Basin Notes - October 2003

Tracking the Changes

The world is changing! Sometimes so fast we cannot keep track of it, let alone know what is causing the changes. Doom merchants will cite Global Warming, Acid Rain, Ozone Layer Depletion and Organo-Metallic Poisoning as major causes of changes in the wildlife of the planet. The Rio Summit in 1992 used the phrase "Think Globally, Act Locally" to emphasise everybody's role in protecting the environment. (See the full text of Agenda 21 at

We can all do something on a small local scale that will help to alleviate or understand the larger global problem. All over Scotland ordinary people are helping out by simply watching wildlife and recording what they see. National schemes run by all the major wildlife organisations allow everyone to get involved in helping to understand the changes in our environment and have fun doing it.

At Montrose Basin the most important indicator of the wellbeing of our estuarine environment are the wildfowl and waders. Every month a team of volunteers go round the Basin in a coordinated effort to count all the ducks, geese and wading birds they can find. (See the data for the Basin on the website at
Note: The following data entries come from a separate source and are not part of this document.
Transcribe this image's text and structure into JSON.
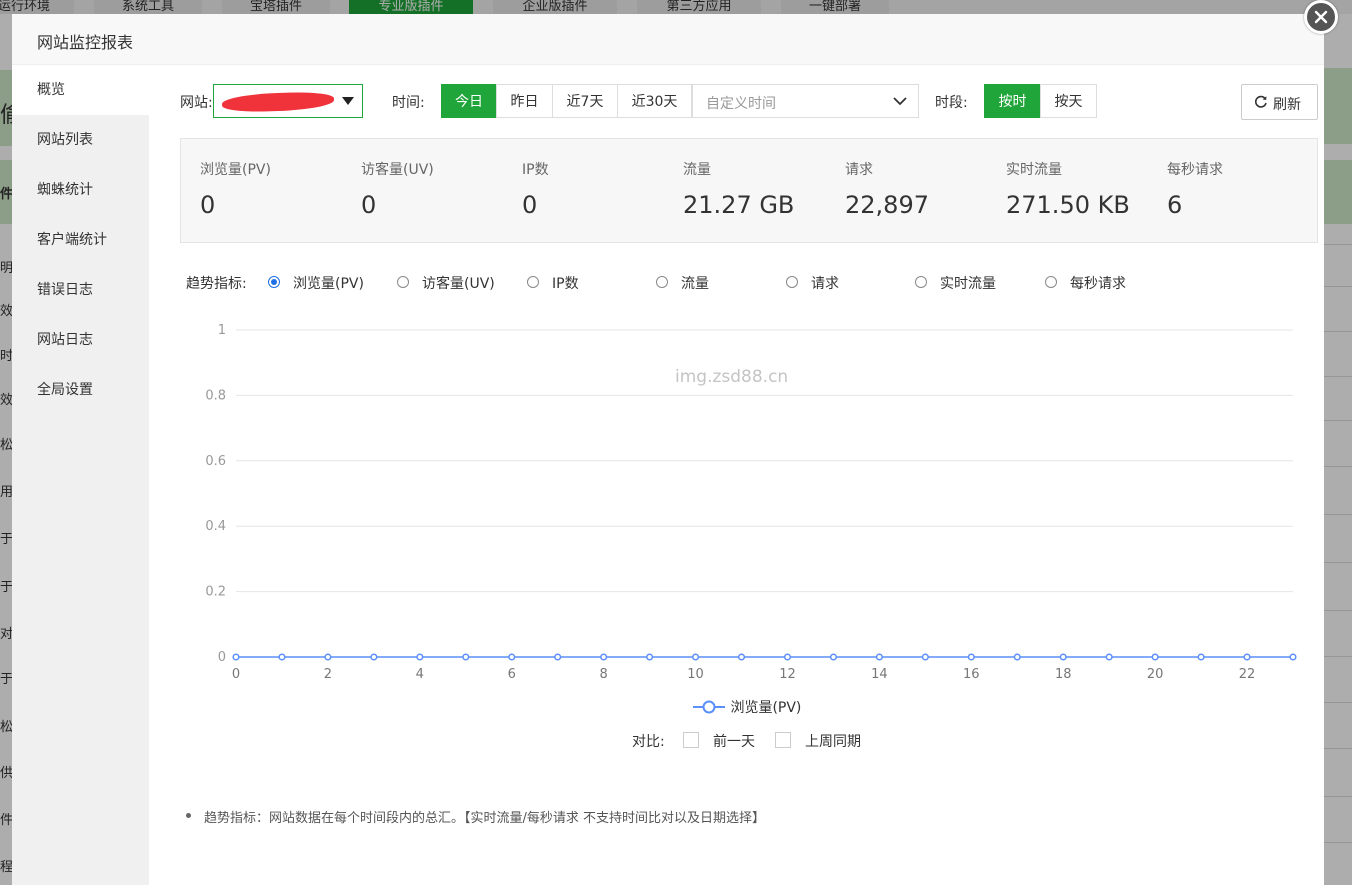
{
  "background": {
    "tabs": [
      "运行环境",
      "系统工具",
      "宝塔插件",
      "专业版插件",
      "企业版插件",
      "第三方应用",
      "一键部署"
    ],
    "left_fragments": [
      "偷",
      "件",
      "明",
      "效",
      "时",
      "效",
      "松",
      "用",
      "于",
      "于",
      "对",
      "于",
      "松",
      "供",
      "件",
      "程"
    ]
  },
  "modal": {
    "title": "网站监控报表",
    "close_icon": "close-icon"
  },
  "sidebar": {
    "items": [
      {
        "label": "概览",
        "active": true
      },
      {
        "label": "网站列表"
      },
      {
        "label": "蜘蛛统计"
      },
      {
        "label": "客户端统计"
      },
      {
        "label": "错误日志"
      },
      {
        "label": "网站日志"
      },
      {
        "label": "全局设置"
      }
    ]
  },
  "filters": {
    "site_label": "网站:",
    "time_label": "时间:",
    "time_buttons": [
      "今日",
      "昨日",
      "近7天",
      "近30天"
    ],
    "time_active": "今日",
    "custom_time_placeholder": "自定义时间",
    "period_label": "时段:",
    "period_buttons": [
      "按时",
      "按天"
    ],
    "period_active": "按时",
    "refresh_label": "刷新"
  },
  "stats": [
    {
      "label": "浏览量(PV)",
      "value": "0"
    },
    {
      "label": "访客量(UV)",
      "value": "0"
    },
    {
      "label": "IP数",
      "value": "0"
    },
    {
      "label": "流量",
      "value": "21.27 GB"
    },
    {
      "label": "请求",
      "value": "22,897"
    },
    {
      "label": "实时流量",
      "value": "271.50 KB"
    },
    {
      "label": "每秒请求",
      "value": "6"
    }
  ],
  "trend": {
    "label": "趋势指标:",
    "options": [
      "浏览量(PV)",
      "访客量(UV)",
      "IP数",
      "流量",
      "请求",
      "实时流量",
      "每秒请求"
    ],
    "selected": "浏览量(PV)"
  },
  "chart_data": {
    "type": "line",
    "x": [
      0,
      1,
      2,
      3,
      4,
      5,
      6,
      7,
      8,
      9,
      10,
      11,
      12,
      13,
      14,
      15,
      16,
      17,
      18,
      19,
      20,
      21,
      22,
      23
    ],
    "x_ticks": [
      0,
      2,
      4,
      6,
      8,
      10,
      12,
      14,
      16,
      18,
      20,
      22
    ],
    "series": [
      {
        "name": "浏览量(PV)",
        "values": [
          0,
          0,
          0,
          0,
          0,
          0,
          0,
          0,
          0,
          0,
          0,
          0,
          0,
          0,
          0,
          0,
          0,
          0,
          0,
          0,
          0,
          0,
          0,
          0
        ],
        "color": "#5b8ff9"
      }
    ],
    "ylim": [
      0,
      1
    ],
    "y_ticks": [
      0,
      0.2,
      0.4,
      0.6,
      0.8,
      1
    ],
    "grid": true,
    "legend": "bottom",
    "watermark": "img.zsd88.cn"
  },
  "compare": {
    "label": "对比:",
    "options": [
      "前一天",
      "上周同期"
    ]
  },
  "note": "趋势指标：网站数据在每个时间段内的总汇。【实时流量/每秒请求 不支持时间比对以及日期选择】",
  "colors": {
    "accent": "#20a53a",
    "line": "#5b8ff9",
    "radio": "#1e70e6"
  }
}
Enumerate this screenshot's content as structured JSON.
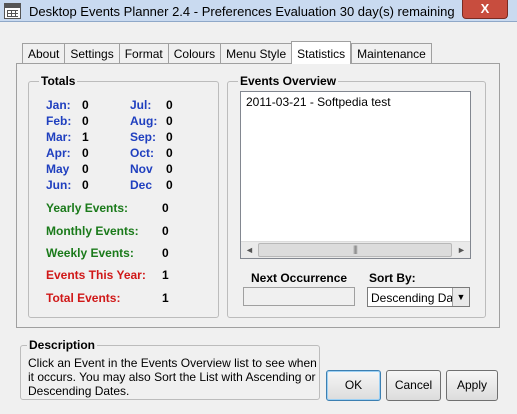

These records are then collated for the whole of the UK to build a month-by-month and year-by-year pattern for each species. This information can then be used to monitor the changes and help scientists to understand what is causing the changes.

Also, the Wildlife Centre has run a Garden Bird Survey scheme over the past two winters to do the same job with common woodland birds. The results from the 2002/3 survey show only minor changes to the birds found in our gardens. The Robin headed the 2001/2 list as the most seen bird just ahead of the Blackbird. In the latest survey the two were reversed.

The Blue Tit and House Sparrow remain in the same third and fourth places with Starling jumping up from 7th to 5th pushing Chaffinch and Greenfinch down one place. The Dunnock has moved up to 8th from 11th while the others are in the same places as last time.

This survey will have to continue for a few more years before any firm conclusions can be drawn, but what is important is that the observations are being recorded and can be used in the future to follow trends.

If you want to be involved in this recording process and have some fun watching birds in your garden then contact the Wildlife Centre for a Garden Bird Survey recording form. All that is required is that you spend some time recording the birds that use your garden each month from October to March.